The winter may be on its way out, which also means that the chance of catching the flu is on the decline, but Americans aren't out of the dark quite yet. Regardless of the season, people could get sick from extremely contagious viruses like the measles, according to the Boston Globe.

"If you aren't immune (from vaccination or having had measles) and you are exposed, you have a 90 percent chance of getting measles," Dr. Claire McCarthy wrote. "The virus can live in droplets [from coughs or sneezes] on surfaces for up to 2 hours."

Although the Centers for Disease Control and Prevention declared that measles was no longer a problem in the United States in 2000, people who don't have the vaccine may contract it overseas.
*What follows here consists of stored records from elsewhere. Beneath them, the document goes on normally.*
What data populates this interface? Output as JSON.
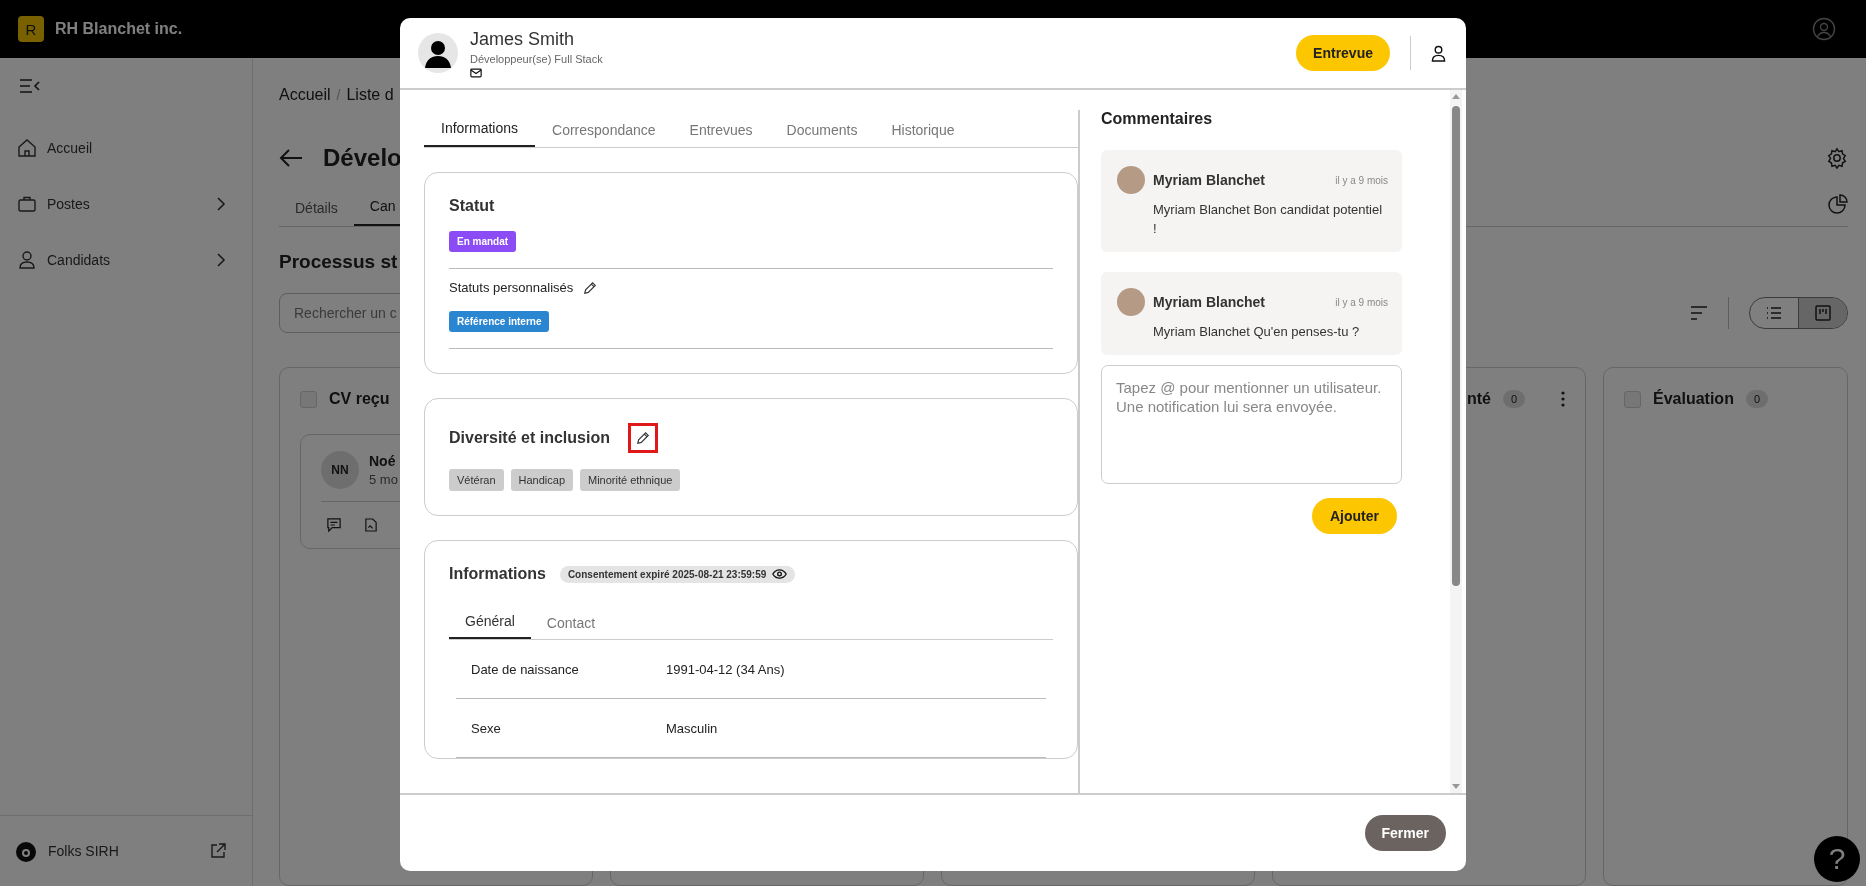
{
  "app": {
    "logo_letter": "R",
    "brand": "RH Blanchet inc."
  },
  "sidebar": {
    "items": [
      {
        "label": "Accueil",
        "submenu": false
      },
      {
        "label": "Postes",
        "submenu": true
      },
      {
        "label": "Candidats",
        "submenu": true
      }
    ],
    "footer": "Folks SIRH"
  },
  "help_button": "?",
  "page": {
    "breadcrumb": [
      "Accueil",
      "/",
      "Liste d"
    ],
    "title": "Dévelo",
    "tabs": [
      {
        "label": "Détails",
        "selected": false
      },
      {
        "label": "Can",
        "selected": true
      }
    ],
    "section_title": "Processus st",
    "search": {
      "placeholder": "Rechercher un c"
    },
    "columns": [
      {
        "title": "CV reçu",
        "checked": false,
        "cards": [
          {
            "initials": "NN",
            "name": "Noé",
            "meta": "5 mo"
          }
        ]
      },
      {
        "title": "nté",
        "count": "0"
      },
      {
        "title": "Évaluation",
        "checked": false,
        "count": "0"
      }
    ]
  },
  "modal": {
    "candidate": {
      "name": "James Smith",
      "role": "Développeur(se) Full Stack"
    },
    "interview_button": "Entrevue",
    "tabs": [
      {
        "label": "Informations",
        "selected": true
      },
      {
        "label": "Correspondance",
        "selected": false
      },
      {
        "label": "Entrevues",
        "selected": false
      },
      {
        "label": "Documents",
        "selected": false
      },
      {
        "label": "Historique",
        "selected": false
      }
    ],
    "status": {
      "title": "Statut",
      "tags": [
        {
          "label": "En mandat",
          "color": "#8b4cf6"
        }
      ],
      "custom_label": "Statuts personnalisés",
      "custom_tags": [
        {
          "label": "Référence interne",
          "color": "#2a86d1"
        }
      ]
    },
    "diversity": {
      "title": "Diversité et inclusion",
      "edit_highlighted": true,
      "tags": [
        "Vétéran",
        "Handicap",
        "Minorité ethnique"
      ]
    },
    "informations": {
      "title": "Informations",
      "consent": "Consentement expiré 2025-08-21 23:59:59",
      "tabs": [
        {
          "label": "Général",
          "selected": true
        },
        {
          "label": "Contact",
          "selected": false
        }
      ],
      "rows": [
        {
          "label": "Date de naissance",
          "value": "1991-04-12 (34 Ans)"
        },
        {
          "label": "Sexe",
          "value": "Masculin"
        }
      ]
    },
    "comments": {
      "title": "Commentaires",
      "items": [
        {
          "author": "Myriam Blanchet",
          "time": "il y a 9 mois",
          "text": "Myriam Blanchet Bon candidat potentiel !"
        },
        {
          "author": "Myriam Blanchet",
          "time": "il y a 9 mois",
          "text": "Myriam Blanchet Qu'en penses-tu ?"
        }
      ],
      "placeholder": "Tapez @ pour mentionner un utilisateur. Une notification lui sera envoyée.",
      "submit": "Ajouter"
    },
    "close_button": "Fermer"
  }
}
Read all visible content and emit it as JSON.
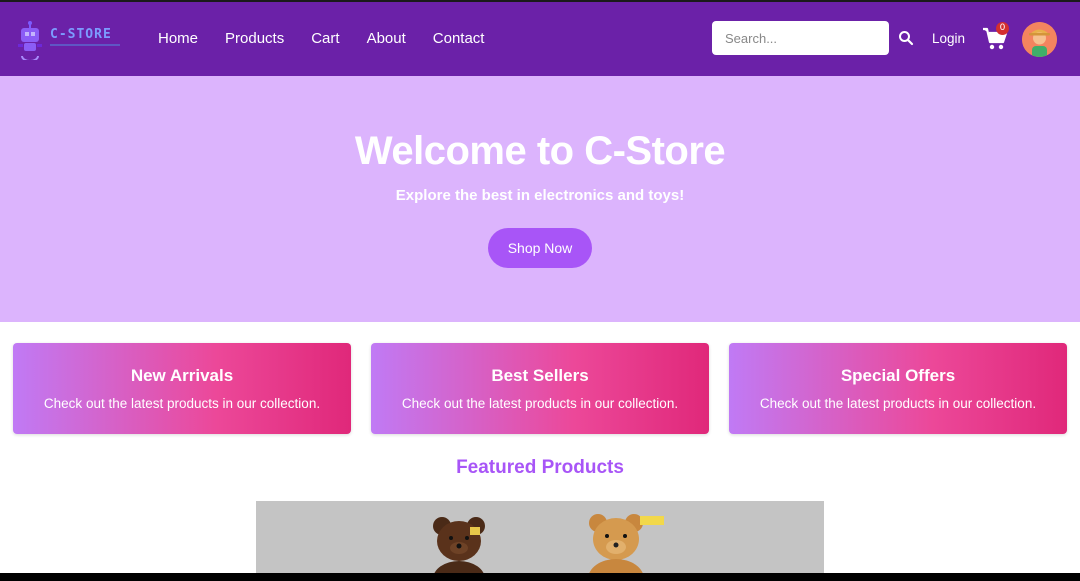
{
  "brand": {
    "name": "C-STORE"
  },
  "nav": {
    "links": [
      "Home",
      "Products",
      "Cart",
      "About",
      "Contact"
    ],
    "search_placeholder": "Search...",
    "login_label": "Login",
    "cart_count": "0"
  },
  "hero": {
    "title": "Welcome to C-Store",
    "subtitle": "Explore the best in electronics and toys!",
    "button_label": "Shop Now",
    "background": "#dcb4fd"
  },
  "cards": [
    {
      "title": "New Arrivals",
      "text": "Check out the latest products in our collection."
    },
    {
      "title": "Best Sellers",
      "text": "Check out the latest products in our collection."
    },
    {
      "title": "Special Offers",
      "text": "Check out the latest products in our collection."
    }
  ],
  "featured": {
    "heading": "Featured Products"
  },
  "colors": {
    "navbar": "#6b21a8",
    "accent": "#a855f7",
    "card_gradient_start": "#c07af5",
    "card_gradient_end": "#e0287a",
    "badge": "#d32f2f"
  },
  "icons": [
    "robot-logo-icon",
    "search-icon",
    "shopping-cart-icon",
    "avatar-image",
    "teddy-bear-image"
  ]
}
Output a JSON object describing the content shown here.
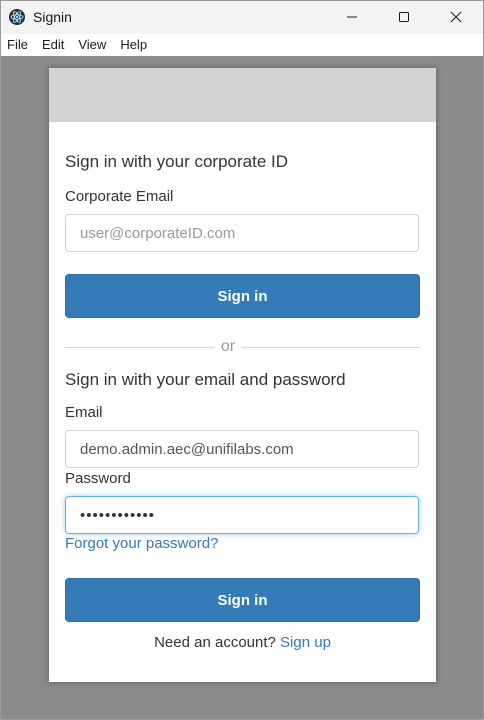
{
  "window": {
    "title": "Signin",
    "icon": "electron-atom-icon"
  },
  "menu": {
    "items": [
      "File",
      "Edit",
      "View",
      "Help"
    ]
  },
  "corporate": {
    "heading": "Sign in with your corporate ID",
    "email_label": "Corporate Email",
    "email_placeholder": "user@corporateID.com",
    "sign_in_label": "Sign in"
  },
  "divider_text": "or",
  "credentials": {
    "heading": "Sign in with your email and password",
    "email_label": "Email",
    "email_value": "demo.admin.aec@unifilabs.com",
    "password_label": "Password",
    "password_value": "••••••••••••",
    "forgot_label": "Forgot your password?",
    "sign_in_label": "Sign in"
  },
  "signup": {
    "prompt": "Need an account?",
    "link_label": "Sign up"
  },
  "colors": {
    "primary": "#337ab7",
    "link": "#337ab7",
    "backdrop": "#8b8b8b",
    "card_header": "#d3d3d3"
  }
}
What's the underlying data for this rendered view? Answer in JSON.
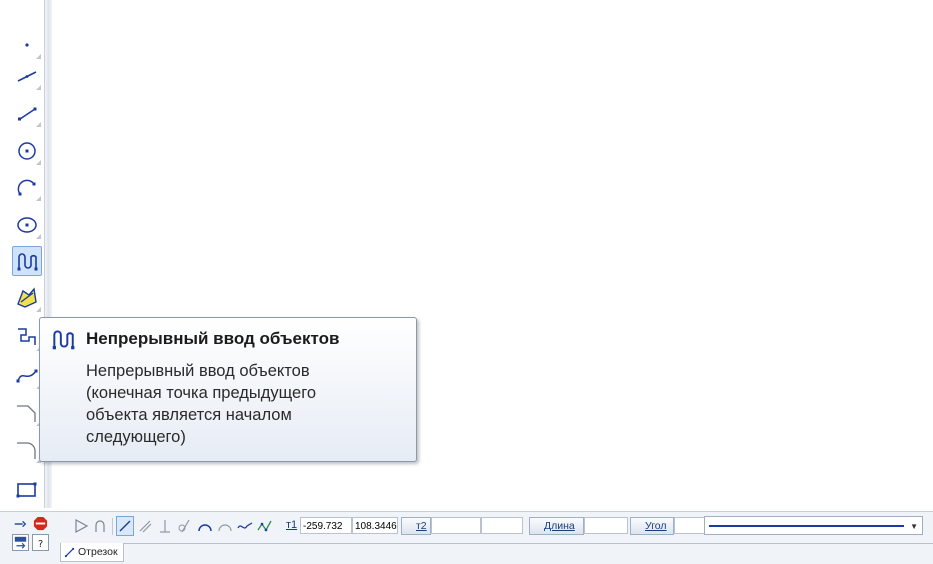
{
  "tooltip": {
    "title": "Непрерывный ввод объектов",
    "body_lines": [
      "Непрерывный ввод объектов",
      "(конечная точка предыдущего",
      "объекта является началом",
      "следующего)"
    ]
  },
  "toolbar": {
    "tools": [
      {
        "name": "point-tool",
        "icon": "point-icon"
      },
      {
        "name": "auxiliary-line-tool",
        "icon": "auxiliary-line-icon"
      },
      {
        "name": "segment-tool",
        "icon": "segment-icon"
      },
      {
        "name": "circle-tool",
        "icon": "circle-icon"
      },
      {
        "name": "arc-tool",
        "icon": "arc-icon"
      },
      {
        "name": "ellipse-tool",
        "icon": "ellipse-icon"
      },
      {
        "name": "continuous-input-tool",
        "icon": "continuous-input-icon",
        "active": true
      },
      {
        "name": "polyline-tool",
        "icon": "polyline-icon"
      },
      {
        "name": "polygon-tool",
        "icon": "polygon-icon"
      },
      {
        "name": "bezier-tool",
        "icon": "bezier-icon"
      },
      {
        "name": "chamfer-tool",
        "icon": "chamfer-icon"
      },
      {
        "name": "fillet-tool",
        "icon": "fillet-icon"
      },
      {
        "name": "rectangle-tool",
        "icon": "rectangle-icon"
      }
    ]
  },
  "params": {
    "t1_label": "т1",
    "t1_x": "-259.732",
    "t1_y": "108.3446",
    "t2_label": "т2",
    "t2_x": "",
    "t2_y": "",
    "length_label": "Длина",
    "length_value": "",
    "angle_label": "Угол",
    "angle_value": ""
  },
  "tabs": {
    "active_label": "Отрезок"
  },
  "colors": {
    "accent": "#1b3aa3",
    "tooltip_border": "#8a98ac",
    "active_tool_bg": "#cfe3fb"
  }
}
NBC affiliate KSBY in California reported that last month, there were 15 reported cases of measles — affected persons were between five months to 44-years-old. The Golden State accounts for about 25 percent of all confirmed cases.

Parents can do their part to prevent such a widespread problem from happening by vaccinating their child at 12 to 15 months old and again when they're 4 to 6 years old. Health care professionals recommend doing this to avoid an outbreak, but it is not required.

However, a CBS affiliate in Hawaii noted that health care practitioners can choose not to accept unvaccinated individuals into their practice to protect the health of other patients. Reporters spoke to a local pediatrician who only accepts vaccinated children.

Concerned that your community will become the next victim to measles or other viruses? Business continuity consultants can help identify gaps in your town's strategy, as well as provide tips to strengthen plans for the future.